About this task >> Look through the entries below, please, and copy every line with the word "JSON".

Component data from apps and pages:
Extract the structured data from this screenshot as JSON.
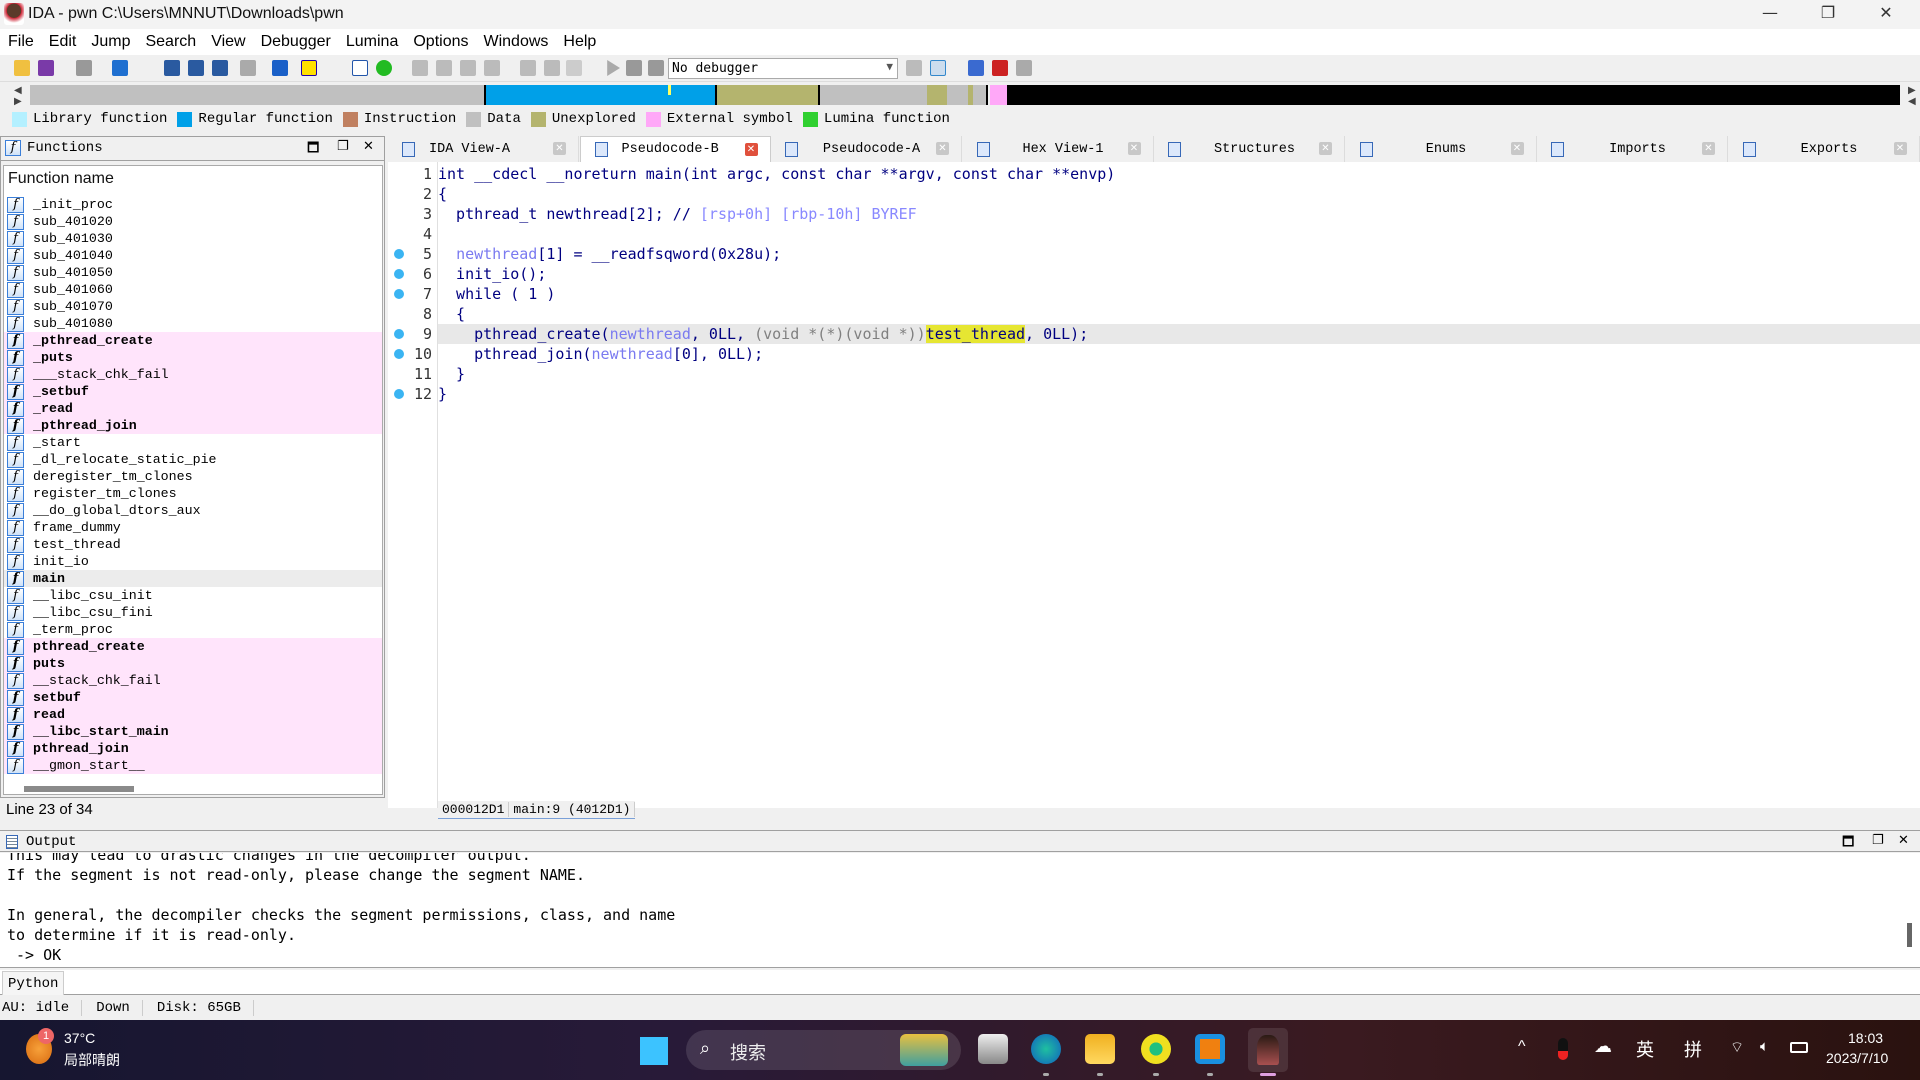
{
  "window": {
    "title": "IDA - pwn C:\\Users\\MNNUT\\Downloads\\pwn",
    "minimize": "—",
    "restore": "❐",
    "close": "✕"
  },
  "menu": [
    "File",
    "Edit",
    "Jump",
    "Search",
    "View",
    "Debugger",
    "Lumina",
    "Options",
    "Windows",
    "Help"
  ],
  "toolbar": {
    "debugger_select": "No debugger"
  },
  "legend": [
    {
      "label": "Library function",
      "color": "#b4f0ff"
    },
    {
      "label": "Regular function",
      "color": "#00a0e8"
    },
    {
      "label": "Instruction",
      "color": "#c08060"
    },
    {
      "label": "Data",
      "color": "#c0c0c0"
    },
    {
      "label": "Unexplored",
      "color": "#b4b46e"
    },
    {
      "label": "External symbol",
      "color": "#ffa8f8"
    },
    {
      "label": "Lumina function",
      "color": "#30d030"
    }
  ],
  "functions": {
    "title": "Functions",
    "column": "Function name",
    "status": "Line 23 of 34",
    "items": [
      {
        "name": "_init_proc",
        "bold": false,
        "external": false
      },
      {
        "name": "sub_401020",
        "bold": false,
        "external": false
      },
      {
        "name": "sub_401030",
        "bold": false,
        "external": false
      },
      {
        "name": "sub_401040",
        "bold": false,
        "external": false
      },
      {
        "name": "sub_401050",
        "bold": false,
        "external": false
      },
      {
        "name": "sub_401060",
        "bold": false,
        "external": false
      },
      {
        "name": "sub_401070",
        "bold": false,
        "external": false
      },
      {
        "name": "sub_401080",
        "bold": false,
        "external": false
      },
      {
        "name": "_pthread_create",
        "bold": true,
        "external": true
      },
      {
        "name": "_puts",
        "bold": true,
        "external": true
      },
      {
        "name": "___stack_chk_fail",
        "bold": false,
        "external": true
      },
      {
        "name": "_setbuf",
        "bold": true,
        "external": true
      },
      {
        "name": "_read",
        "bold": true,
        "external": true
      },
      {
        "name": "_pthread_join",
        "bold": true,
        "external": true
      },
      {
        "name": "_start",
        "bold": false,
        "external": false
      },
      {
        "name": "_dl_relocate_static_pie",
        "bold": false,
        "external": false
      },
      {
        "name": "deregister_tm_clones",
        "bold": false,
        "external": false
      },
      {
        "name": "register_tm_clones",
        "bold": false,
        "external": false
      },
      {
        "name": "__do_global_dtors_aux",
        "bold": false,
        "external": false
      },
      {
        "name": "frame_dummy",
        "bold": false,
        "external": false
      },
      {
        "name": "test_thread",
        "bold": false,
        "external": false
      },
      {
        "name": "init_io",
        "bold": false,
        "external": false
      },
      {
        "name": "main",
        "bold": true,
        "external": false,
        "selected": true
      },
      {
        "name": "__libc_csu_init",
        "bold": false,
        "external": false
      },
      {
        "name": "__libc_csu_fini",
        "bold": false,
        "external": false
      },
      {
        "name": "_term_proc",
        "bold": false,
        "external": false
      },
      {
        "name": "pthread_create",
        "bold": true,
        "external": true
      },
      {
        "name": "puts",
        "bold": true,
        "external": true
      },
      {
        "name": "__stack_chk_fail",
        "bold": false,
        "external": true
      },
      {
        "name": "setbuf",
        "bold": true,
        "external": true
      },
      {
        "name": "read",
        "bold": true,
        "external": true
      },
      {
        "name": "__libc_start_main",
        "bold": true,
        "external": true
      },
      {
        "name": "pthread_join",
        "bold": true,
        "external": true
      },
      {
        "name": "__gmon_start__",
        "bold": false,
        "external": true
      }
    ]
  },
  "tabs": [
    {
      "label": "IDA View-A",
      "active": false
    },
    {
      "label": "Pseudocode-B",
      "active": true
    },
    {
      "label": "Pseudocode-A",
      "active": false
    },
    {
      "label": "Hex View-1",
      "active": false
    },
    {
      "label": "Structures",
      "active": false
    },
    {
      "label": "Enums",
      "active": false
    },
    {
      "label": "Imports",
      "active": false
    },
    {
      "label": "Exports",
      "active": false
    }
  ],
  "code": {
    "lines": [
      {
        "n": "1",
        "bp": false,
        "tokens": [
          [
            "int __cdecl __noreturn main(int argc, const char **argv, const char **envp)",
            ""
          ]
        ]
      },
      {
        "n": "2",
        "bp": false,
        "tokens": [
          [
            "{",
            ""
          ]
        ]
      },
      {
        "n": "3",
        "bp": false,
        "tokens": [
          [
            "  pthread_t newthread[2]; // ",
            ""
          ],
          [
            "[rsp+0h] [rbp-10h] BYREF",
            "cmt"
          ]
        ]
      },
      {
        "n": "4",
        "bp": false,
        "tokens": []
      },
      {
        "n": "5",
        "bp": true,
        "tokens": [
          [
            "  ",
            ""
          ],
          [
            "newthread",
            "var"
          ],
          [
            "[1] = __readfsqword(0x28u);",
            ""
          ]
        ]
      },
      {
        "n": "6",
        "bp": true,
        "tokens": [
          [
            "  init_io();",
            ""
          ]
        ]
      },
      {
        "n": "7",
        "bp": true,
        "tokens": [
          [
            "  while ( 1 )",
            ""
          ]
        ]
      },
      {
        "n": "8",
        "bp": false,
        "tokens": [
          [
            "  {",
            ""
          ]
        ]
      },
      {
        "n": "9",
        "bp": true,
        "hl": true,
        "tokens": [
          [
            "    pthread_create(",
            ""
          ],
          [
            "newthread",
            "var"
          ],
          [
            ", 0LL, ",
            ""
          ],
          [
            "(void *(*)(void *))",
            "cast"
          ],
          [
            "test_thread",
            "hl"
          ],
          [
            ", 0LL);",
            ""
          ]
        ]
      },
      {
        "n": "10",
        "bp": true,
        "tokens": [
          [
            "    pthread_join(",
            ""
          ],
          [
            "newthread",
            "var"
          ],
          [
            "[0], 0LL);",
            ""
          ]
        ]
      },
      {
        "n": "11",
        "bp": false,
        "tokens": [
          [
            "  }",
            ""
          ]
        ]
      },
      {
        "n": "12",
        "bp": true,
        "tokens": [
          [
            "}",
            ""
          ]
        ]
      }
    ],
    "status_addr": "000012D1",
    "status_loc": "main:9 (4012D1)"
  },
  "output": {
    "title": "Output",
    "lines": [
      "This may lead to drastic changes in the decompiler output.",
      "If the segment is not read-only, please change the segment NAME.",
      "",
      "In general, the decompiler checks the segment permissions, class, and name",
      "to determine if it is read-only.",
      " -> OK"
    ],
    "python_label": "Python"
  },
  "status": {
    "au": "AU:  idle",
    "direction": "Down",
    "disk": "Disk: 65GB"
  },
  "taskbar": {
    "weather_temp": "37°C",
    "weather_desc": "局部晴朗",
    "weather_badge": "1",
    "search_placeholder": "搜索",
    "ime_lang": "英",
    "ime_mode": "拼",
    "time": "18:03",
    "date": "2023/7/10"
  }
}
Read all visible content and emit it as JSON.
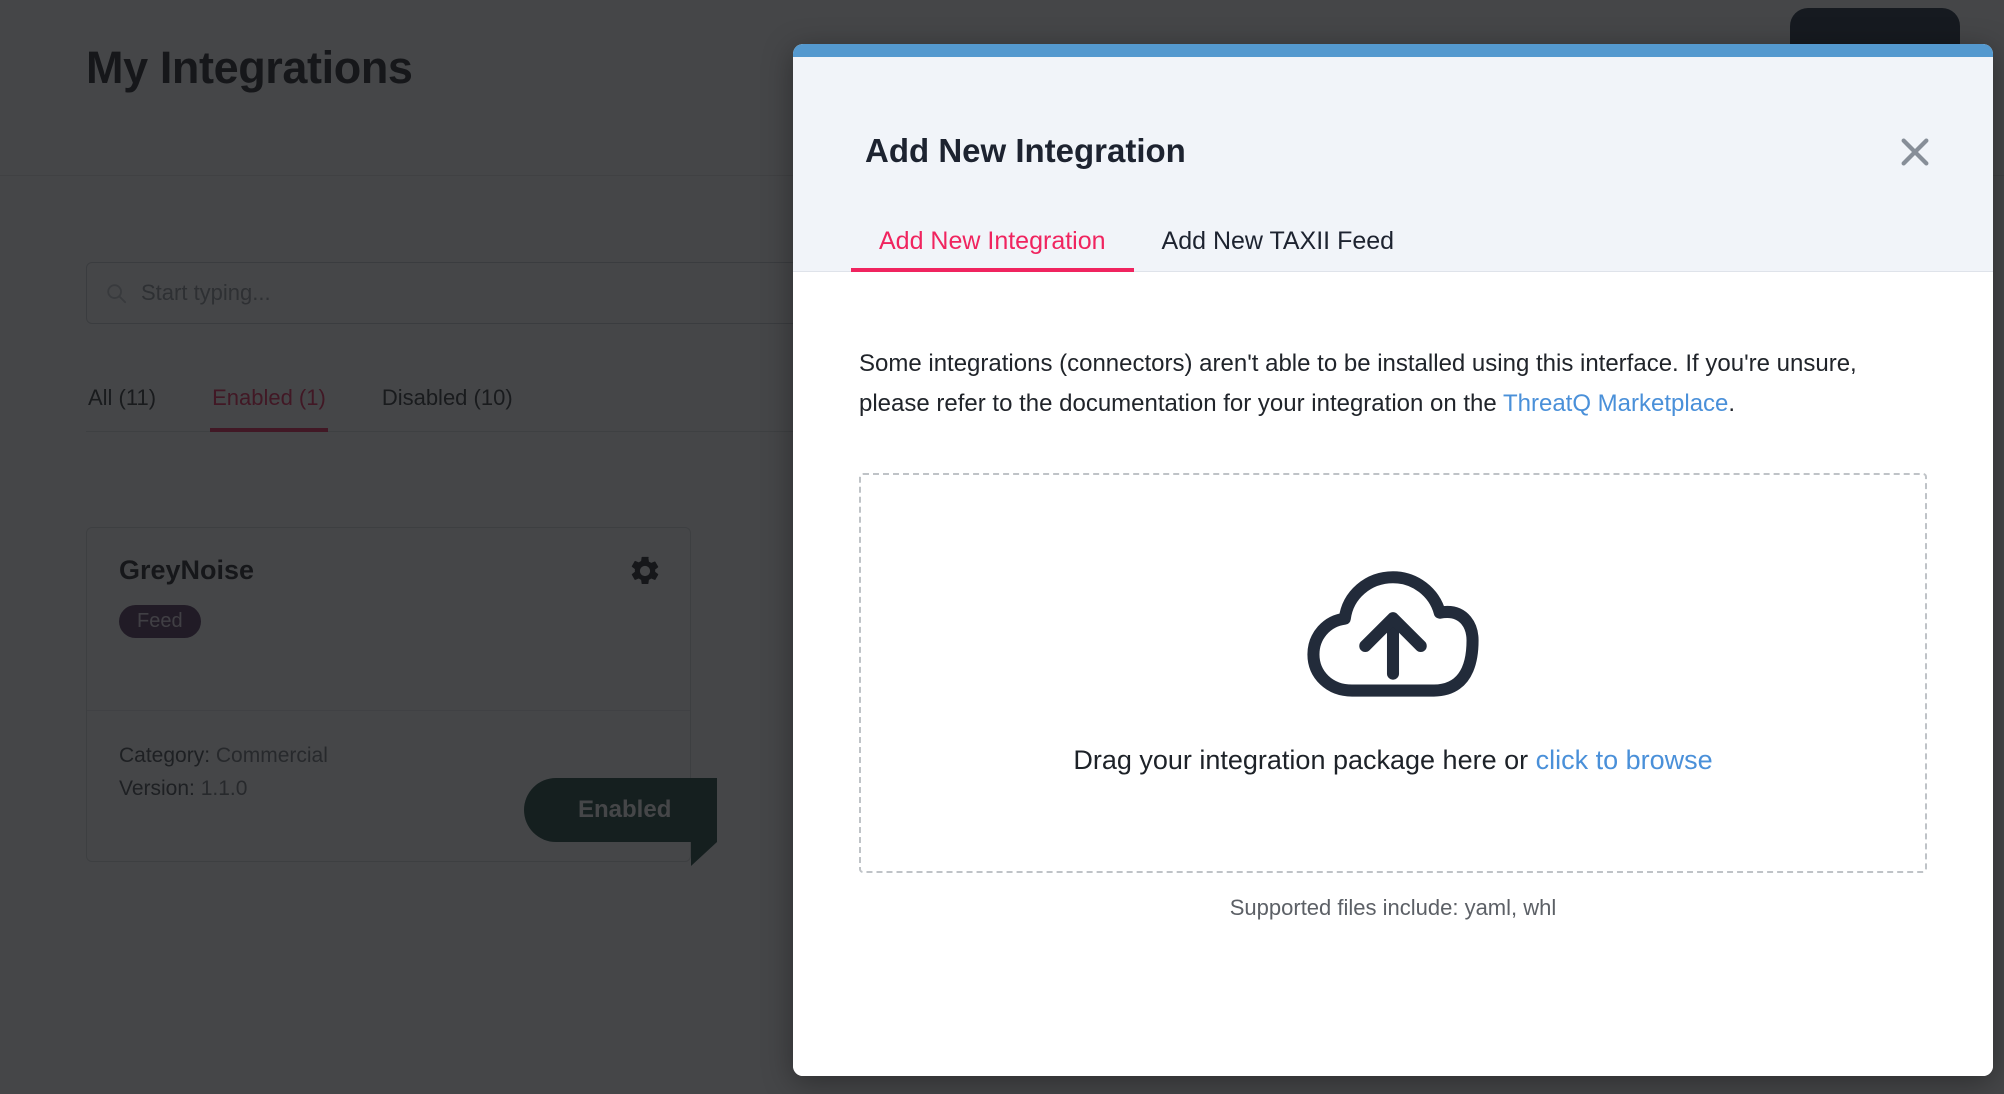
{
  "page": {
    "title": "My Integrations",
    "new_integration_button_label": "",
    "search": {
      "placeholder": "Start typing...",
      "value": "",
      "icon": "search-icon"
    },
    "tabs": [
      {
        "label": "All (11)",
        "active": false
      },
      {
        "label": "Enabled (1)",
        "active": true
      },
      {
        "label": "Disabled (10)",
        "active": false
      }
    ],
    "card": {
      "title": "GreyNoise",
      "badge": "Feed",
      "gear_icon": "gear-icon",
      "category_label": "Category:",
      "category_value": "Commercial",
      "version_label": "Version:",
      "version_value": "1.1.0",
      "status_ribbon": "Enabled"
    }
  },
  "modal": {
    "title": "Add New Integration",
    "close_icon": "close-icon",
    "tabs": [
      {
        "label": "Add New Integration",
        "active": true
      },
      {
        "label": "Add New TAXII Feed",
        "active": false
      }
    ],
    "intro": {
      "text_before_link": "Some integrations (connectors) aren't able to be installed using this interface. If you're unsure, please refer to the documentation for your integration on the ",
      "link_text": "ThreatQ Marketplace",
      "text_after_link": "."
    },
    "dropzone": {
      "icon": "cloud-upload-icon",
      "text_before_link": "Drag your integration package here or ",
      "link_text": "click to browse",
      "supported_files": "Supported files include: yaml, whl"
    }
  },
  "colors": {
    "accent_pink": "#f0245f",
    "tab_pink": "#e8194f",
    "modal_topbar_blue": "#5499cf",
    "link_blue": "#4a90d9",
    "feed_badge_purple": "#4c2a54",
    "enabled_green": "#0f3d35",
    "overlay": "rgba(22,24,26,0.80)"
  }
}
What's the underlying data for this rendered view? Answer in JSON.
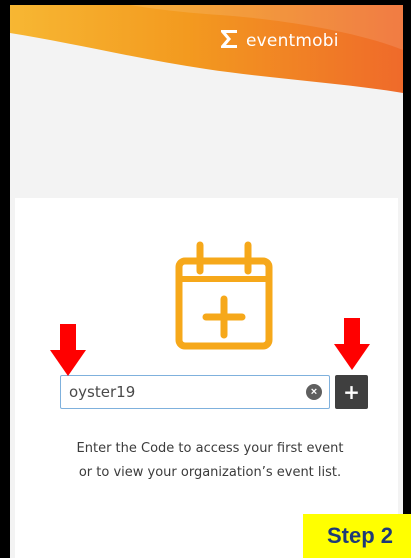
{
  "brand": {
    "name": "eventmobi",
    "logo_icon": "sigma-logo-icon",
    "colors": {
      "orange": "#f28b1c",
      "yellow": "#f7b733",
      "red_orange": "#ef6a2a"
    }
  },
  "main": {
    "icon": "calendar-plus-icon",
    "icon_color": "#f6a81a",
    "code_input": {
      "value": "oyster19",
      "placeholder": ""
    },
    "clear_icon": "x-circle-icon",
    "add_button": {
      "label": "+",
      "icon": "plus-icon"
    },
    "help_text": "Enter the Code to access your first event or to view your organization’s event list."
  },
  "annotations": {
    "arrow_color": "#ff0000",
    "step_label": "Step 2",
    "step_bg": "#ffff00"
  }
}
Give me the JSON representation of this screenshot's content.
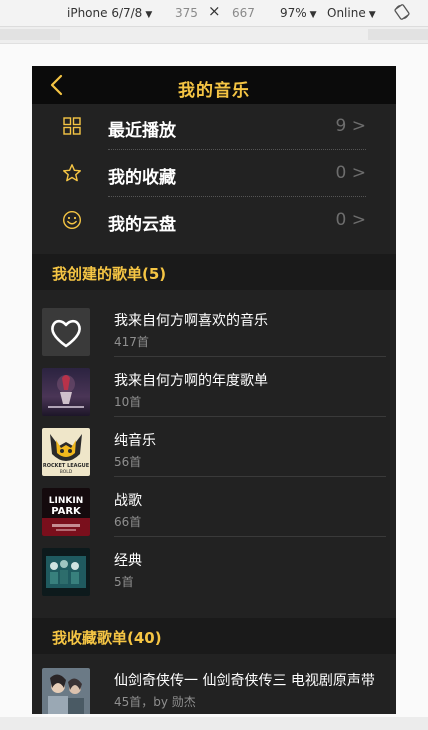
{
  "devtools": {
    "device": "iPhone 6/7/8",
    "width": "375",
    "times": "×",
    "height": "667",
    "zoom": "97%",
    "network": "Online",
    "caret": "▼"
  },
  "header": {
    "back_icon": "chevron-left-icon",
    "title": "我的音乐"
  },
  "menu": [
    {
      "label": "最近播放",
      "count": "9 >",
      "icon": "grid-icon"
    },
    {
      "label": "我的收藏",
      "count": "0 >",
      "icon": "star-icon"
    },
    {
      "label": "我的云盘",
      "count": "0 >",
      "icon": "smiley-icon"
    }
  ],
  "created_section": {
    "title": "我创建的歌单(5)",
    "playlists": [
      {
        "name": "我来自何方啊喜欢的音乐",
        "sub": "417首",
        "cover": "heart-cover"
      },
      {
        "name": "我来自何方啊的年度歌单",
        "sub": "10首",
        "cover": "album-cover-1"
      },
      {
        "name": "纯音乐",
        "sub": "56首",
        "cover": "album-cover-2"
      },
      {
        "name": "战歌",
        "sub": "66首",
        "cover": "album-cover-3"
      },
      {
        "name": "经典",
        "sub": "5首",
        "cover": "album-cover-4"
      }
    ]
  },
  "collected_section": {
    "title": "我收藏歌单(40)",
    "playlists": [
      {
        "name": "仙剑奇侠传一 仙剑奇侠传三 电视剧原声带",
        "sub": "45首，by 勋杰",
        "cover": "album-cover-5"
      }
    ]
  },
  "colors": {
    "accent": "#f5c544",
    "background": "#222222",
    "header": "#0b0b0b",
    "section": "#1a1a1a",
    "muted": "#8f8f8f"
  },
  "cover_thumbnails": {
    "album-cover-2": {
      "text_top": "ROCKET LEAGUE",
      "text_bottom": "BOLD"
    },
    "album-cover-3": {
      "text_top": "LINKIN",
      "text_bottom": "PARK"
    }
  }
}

Your solution >>
Extract the structured data from this screenshot as JSON.
Read all visible content and emit it as JSON.
What's the underlying data for this rendered view? Answer in JSON.
Give me the JSON representation of this screenshot's content.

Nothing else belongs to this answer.